AVAILABLE DATA:
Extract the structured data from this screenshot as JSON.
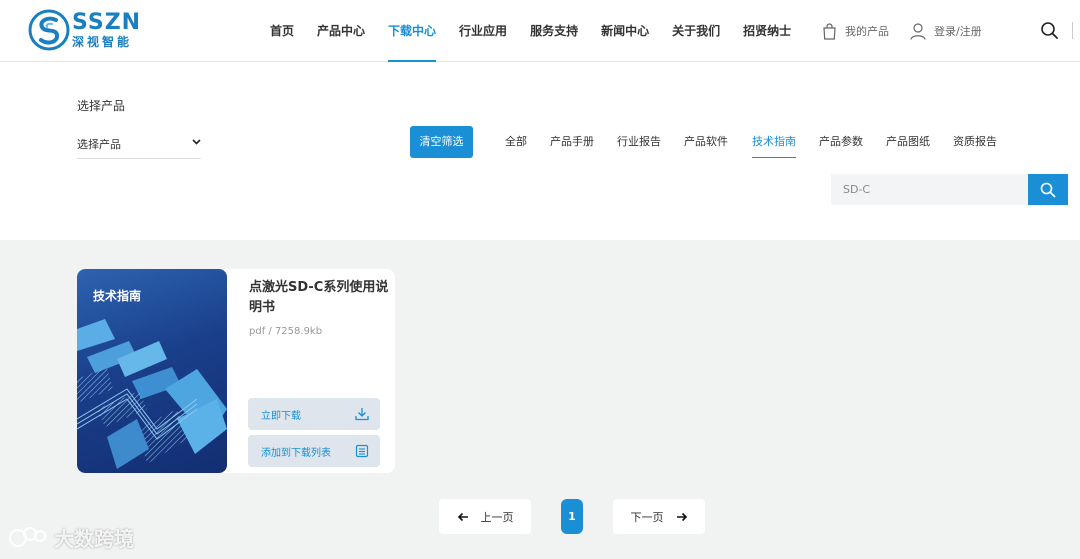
{
  "brand": {
    "name_en": "SSZN",
    "name_cn": "深视智能"
  },
  "nav": {
    "items": [
      {
        "label": "首页",
        "active": false
      },
      {
        "label": "产品中心",
        "active": false
      },
      {
        "label": "下载中心",
        "active": true
      },
      {
        "label": "行业应用",
        "active": false
      },
      {
        "label": "服务支持",
        "active": false
      },
      {
        "label": "新闻中心",
        "active": false
      },
      {
        "label": "关于我们",
        "active": false
      },
      {
        "label": "招贤纳士",
        "active": false
      }
    ],
    "my_products": "我的产品",
    "login": "登录/注册"
  },
  "filter": {
    "product_label": "选择产品",
    "product_select_value": "选择产品",
    "clear_label": "清空筛选",
    "categories": [
      {
        "label": "全部",
        "active": false
      },
      {
        "label": "产品手册",
        "active": false
      },
      {
        "label": "行业报告",
        "active": false
      },
      {
        "label": "产品软件",
        "active": false
      },
      {
        "label": "技术指南",
        "active": true
      },
      {
        "label": "产品参数",
        "active": false
      },
      {
        "label": "产品图纸",
        "active": false
      },
      {
        "label": "资质报告",
        "active": false
      }
    ],
    "search_value": "SD-C"
  },
  "results": [
    {
      "cover_label": "技术指南",
      "title": "点激光SD-C系列使用说明书",
      "meta": "pdf / 7258.9kb",
      "download_label": "立即下载",
      "add_label": "添加到下载列表"
    }
  ],
  "pagination": {
    "prev": "上一页",
    "current": "1",
    "next": "下一页"
  },
  "watermark": "大数跨境",
  "colors": {
    "accent": "#1a8fd6",
    "cover_dark": "#132e72",
    "background_gray": "#f1f2f2"
  }
}
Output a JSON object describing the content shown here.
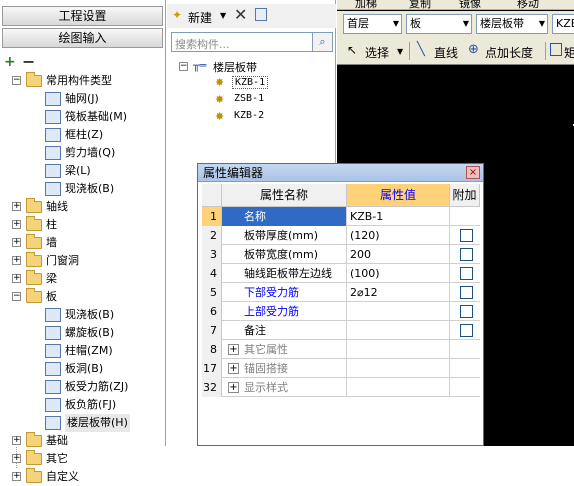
{
  "left_panel": {
    "project_settings": "工程设置",
    "drawing_input": "绘图输入",
    "expand_all": "+",
    "collapse_all": "−",
    "tree": [
      {
        "label": "常用构件类型",
        "level": 0,
        "expand": "−",
        "kind": "folder"
      },
      {
        "label": "轴网(J)",
        "level": 1,
        "kind": "item"
      },
      {
        "label": "筏板基础(M)",
        "level": 1,
        "kind": "item"
      },
      {
        "label": "框柱(Z)",
        "level": 1,
        "kind": "item"
      },
      {
        "label": "剪力墙(Q)",
        "level": 1,
        "kind": "item"
      },
      {
        "label": "梁(L)",
        "level": 1,
        "kind": "item"
      },
      {
        "label": "现浇板(B)",
        "level": 1,
        "kind": "item"
      },
      {
        "label": "轴线",
        "level": 0,
        "expand": "+",
        "kind": "folder"
      },
      {
        "label": "柱",
        "level": 0,
        "expand": "+",
        "kind": "folder"
      },
      {
        "label": "墙",
        "level": 0,
        "expand": "+",
        "kind": "folder"
      },
      {
        "label": "门窗洞",
        "level": 0,
        "expand": "+",
        "kind": "folder"
      },
      {
        "label": "梁",
        "level": 0,
        "expand": "+",
        "kind": "folder"
      },
      {
        "label": "板",
        "level": 0,
        "expand": "−",
        "kind": "folder"
      },
      {
        "label": "现浇板(B)",
        "level": 1,
        "kind": "item"
      },
      {
        "label": "螺旋板(B)",
        "level": 1,
        "kind": "item"
      },
      {
        "label": "柱帽(ZM)",
        "level": 1,
        "kind": "item"
      },
      {
        "label": "板洞(B)",
        "level": 1,
        "kind": "item"
      },
      {
        "label": "板受力筋(ZJ)",
        "level": 1,
        "kind": "item"
      },
      {
        "label": "板负筋(FJ)",
        "level": 1,
        "kind": "item"
      },
      {
        "label": "楼层板带(H)",
        "level": 1,
        "kind": "item",
        "selected": true
      },
      {
        "label": "基础",
        "level": 0,
        "expand": "+",
        "kind": "folder"
      },
      {
        "label": "其它",
        "level": 0,
        "expand": "+",
        "kind": "folder"
      },
      {
        "label": "自定义",
        "level": 0,
        "expand": "+",
        "kind": "folder"
      }
    ]
  },
  "mid_panel": {
    "new_label": "新建",
    "search_placeholder": "搜索构件...",
    "tree_root": "楼层板带",
    "tree_root_expand": "−",
    "items": [
      "KZB-1",
      "ZSB-1",
      "KZB-2"
    ]
  },
  "right_toolbar": {
    "top_items": [
      "加梯",
      "复制",
      "镜像",
      "移动"
    ],
    "floor": "首层",
    "category": "板",
    "type": "楼层板带",
    "member": "KZB-",
    "select": "选择",
    "line": "直线",
    "point_length": "点加长度",
    "rect": "矩"
  },
  "dialog": {
    "title": "属性编辑器",
    "close": "×",
    "headers": {
      "name": "属性名称",
      "value": "属性值",
      "add": "附加"
    },
    "rows": [
      {
        "num": "1",
        "name": "名称",
        "value": "KZB-1",
        "style": "selected",
        "check": false
      },
      {
        "num": "2",
        "name": "板带厚度(mm)",
        "value": "(120)",
        "style": "normal",
        "check": true
      },
      {
        "num": "3",
        "name": "板带宽度(mm)",
        "value": "200",
        "style": "normal",
        "check": true
      },
      {
        "num": "4",
        "name": "轴线距板带左边线",
        "value": "(100)",
        "style": "normal",
        "check": true
      },
      {
        "num": "5",
        "name": "下部受力筋",
        "value": "2⌀12",
        "style": "blue",
        "check": true
      },
      {
        "num": "6",
        "name": "上部受力筋",
        "value": "",
        "style": "blue",
        "check": true
      },
      {
        "num": "7",
        "name": "备注",
        "value": "",
        "style": "normal",
        "check": true
      },
      {
        "num": "8",
        "name": "其它属性",
        "value": "",
        "style": "group",
        "check": false
      },
      {
        "num": "17",
        "name": "锚固搭接",
        "value": "",
        "style": "group",
        "check": false
      },
      {
        "num": "32",
        "name": "显示样式",
        "value": "",
        "style": "group",
        "check": false
      }
    ]
  },
  "colors": {
    "selected_row": "#316ac5",
    "value_header": "#ffd27a",
    "canvas": "#000000"
  }
}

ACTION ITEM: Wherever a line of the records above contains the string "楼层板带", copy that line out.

RESULT OF THE TASK:
        "label": "楼层板带(H)",
    "tree_root": "楼层板带",
    "type": "楼层板带",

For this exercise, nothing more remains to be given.